Iced Chiffon by Duffy Brown introduces Reagan Summerside, still rebuilding after a nasty divorce left her with one dilapidated house and her expensive wardrobe. She and her Auntie Kiki turn the first floor of her home into a consignment shop called The Prissy Fox. Sales are slow at first, but my how things change when her ex-husband Hollis’ cupcake of a new wife turns up dead! Hollis is quickly the focus of the investigation, and Reagan realizes that he is going to use her home to finance his legal battle. Determined to solve the case, her boutique becomes rumor central as customers share leads while trying on vintage Vuitton. While enjoying this well-constructed mystery, readers will fall in love with the spunky Reagan and her witty asides as she struggles to make her new life work in fabulous Savannah, Georgia.

Maureen

 
 

Who's Next
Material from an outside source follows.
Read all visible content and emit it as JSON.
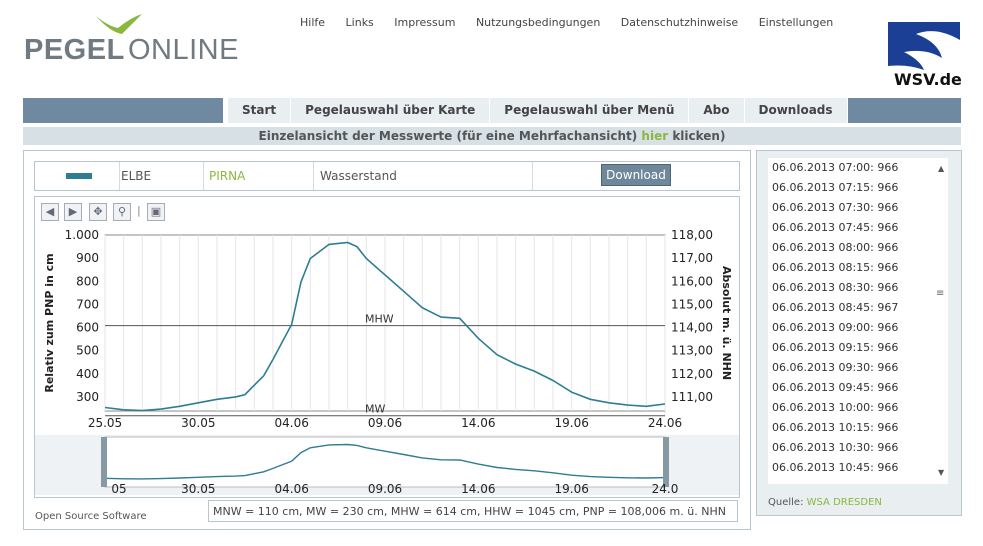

Who I AmPete Townshend’s biography, Who I Am is not only the story of The Who but also a deeply personal memoir. Townshend shares intimate details from his sometimes bleak early childhood, revealing that these years caused him lifelong fears of abandonment. Who I Am also gives a personal view into cultural and historical developments in post-World War II England.

 

Compared to other rock memoirs, Townshend’s stands out for his lack of bitterness toward other members of The Who. He resists the temptation to disparage his bandmates. Given The Who’s colorful history, no doubt he has countless stories that would entertain readers but may embarrass fellow band members. Because this is such a well-crafted and honest memoir, the absence of descriptions of debauchery is not missed. Readers who prefer their musical biographies to be full of name-dropping gossip will not be disappointed, though. He shares numerous stories about Sixties icons such as Jimi Hendrix, Janis Joplin and Mick Jagger.

 

Who I Am will be enjoyed by fans of The Who and also readers who are interested in intimate memoirs of artists. Read by Townshend in his distinctly reedy London voice, the audiobook is highly recommended.

 

 

 

 

Zeke